On 24 May 2011 Hoeben J delivered judgment in respect of a claim by Brian Vincent Maloney, a Local Court Magistrate, seeking prepatory relief that the decision of the defendants that he is currently incapacitated for performance of the office of Magistrate is invalid.
A judicial officer can only be removed from office pursuant to s.53 of the Constitution Act 1982, by the Governor on an address from both Houses of Parliament in the same session, seeking removal on the grounds of prudeness, behaviour or incapacity. The removal can only occur if there is a report from the Conduct Division containing an opinion set out in s.28(1)(a) Judicial Officers Act, 1986, NSW (“the Act”).
Magistrate Maloney was subject to four complaints. Three of these relate to events between 17 September 2008 and 23 December 2009. The first two complaints were from individuals who appeared in proceedings before the plaintiff, Mr Tareq Altaranesi (9 January 2009) and Mr Oliver Banovec (17 September 2009). The third complaint was referred to the Conduct Division being from Dr Duncan Wallace concerning mental health hearings which took place before Magistrate Maloney on 3 December 2009 at the Kiloh Centre, Prince of Wales Hospital. The fourth complaint consisted of an image on Magistrate Maloney’s computer in 2002.
Magistrate Maloney had first consulted Dr Olav Nielssen, Psychiatrist, on 15 February 2010. He was diagnosed with a bipolar disorder. Treatment began with Dr Nielssen in February 2010 and there has been no further apparent behaviour or any evidence of hypermanic episode on his part.
The Conduct Division required Magistrate Maloney to be examined by Dr Phillips and Dr O’Dea. The psychiatrists gave joint evidence to the Conduct Division. In the report of 10 January 2010 Dr Nielssen expressed a positive opinion in relation to treatment and that Magistrate Maloney had good insight regarding the nature of the condition and the need for that treatment.
The Conduct Division accepted that the Doctor’s opinion, in the joint report, was that Magistrate Maloney’s mood state is currently stable and that he is currently fit to perform the duties of a judicial officer not being affected by symptoms that might affect his capacity to perform such duties.
However, the Conduct Division went on to find that Magistrate Maloney’s bipolar 2 disorder was a lifelong one requiring continuous treatment and supervision. If not correctly treated he will suffer hypermanic attacks and other changes of mood with increasing frequency and not increasing the intensity. On such a basis he would be clearly incapacitated for his judicial duties.
It was in this context that the Conduct Division formed the opinion that incapacity could justify parliamentary consideration of the removal of Magistrate Maloney from office on the ground of prudent incapacity.
In argument before Justice Hoeben, it was contended that the Conduct Division had fallen into error.
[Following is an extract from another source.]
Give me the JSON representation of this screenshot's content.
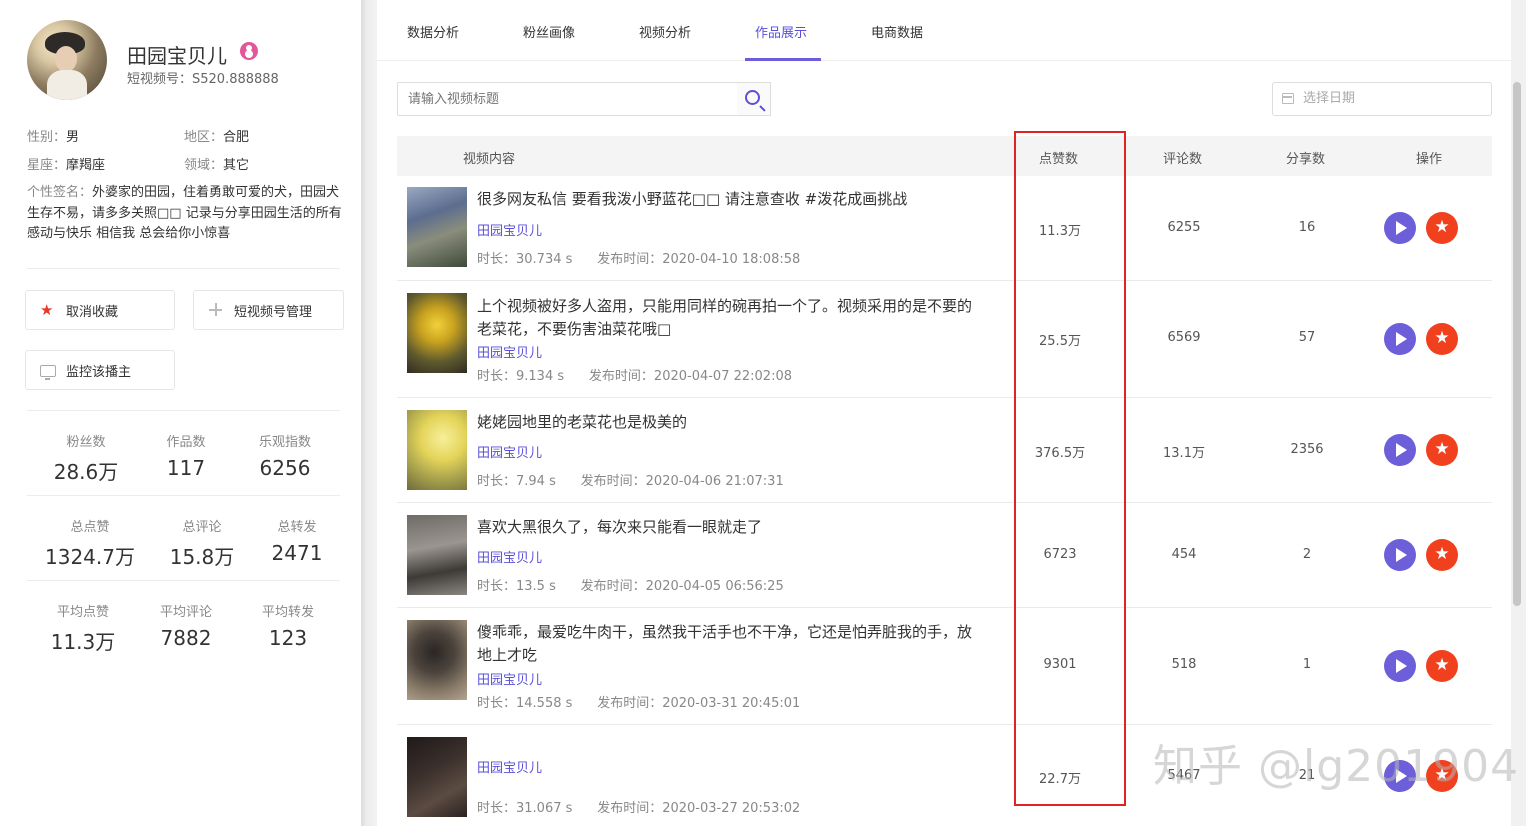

His Honour identified those errors at  (a-d) namely that:
- It replaced a statutory test for proven incapacity with a speculative of enquiry as to whether there was a chance of previous incapacity currently reversed could re-emerge within a 12 year period;
- Did not apply the Briginshaw standard;
- If relied upon a finding of the plaintiff would or might have needed treatment which was never put to him and was against the evidence of the treating psychiatrist;
- the sequence of events was not supported by the evidence of Dr O’Dea or Phillips
Hoeben J ultimately rejected all of the arguments. His Honour at  found “that the conduct division appropriately summarised the effect of the evidence.”
His Honour noted that there was no issue in the proceedings that Magistrate Maloney had been working as a Magistrate since his return to work in August 2010 without complaint and without reoccurrence of symptoms. His Honour found that the evidence of Dr Nielssen, with which the other two Doctors did not disagree was that on balance, Magistrate Maloney would be the subject of at least one (1) further hypermanic episode during his working career as a Magistrate. If not detected immediately so that a gap between recognition and treatment occur, this could lead to behaviour that was unjudicial.
At  His Honour dealt with the finding that Magistrate Maloney had a capacity for denial, self justification and self deception. It was contended on his behalf that there was no evidentiary basis for such finding. His Honour referred to “some of the evidence relating to the screen saver issue and the facial gesture made at the Prince of Wales Hospital, that evidence was given at a time when the Plaintiff was functioning appropriately as a Magistrate receiving treatment“
It is unclear whether His Honour was actually referring to the evidence of Magistrate Maloney given in the Conduct Division about these issues or other evidence given by witnesses at the time of such behaviour. This is an important distinction because both the screen saver and Prince of Wales Hospital matters occurred at a time when Magistrate Maloney was undiagnosed and not receiving treatment. Though his Honour went on to refer to the findings not being about medical issues but were demeanour based findings. The context in which the Conduct Division made such findings specifically relating to the finding that Magistrate Maloney would be unlikely to comply with his treatment regime.
Justice Hoeben dismissed the summons with costs.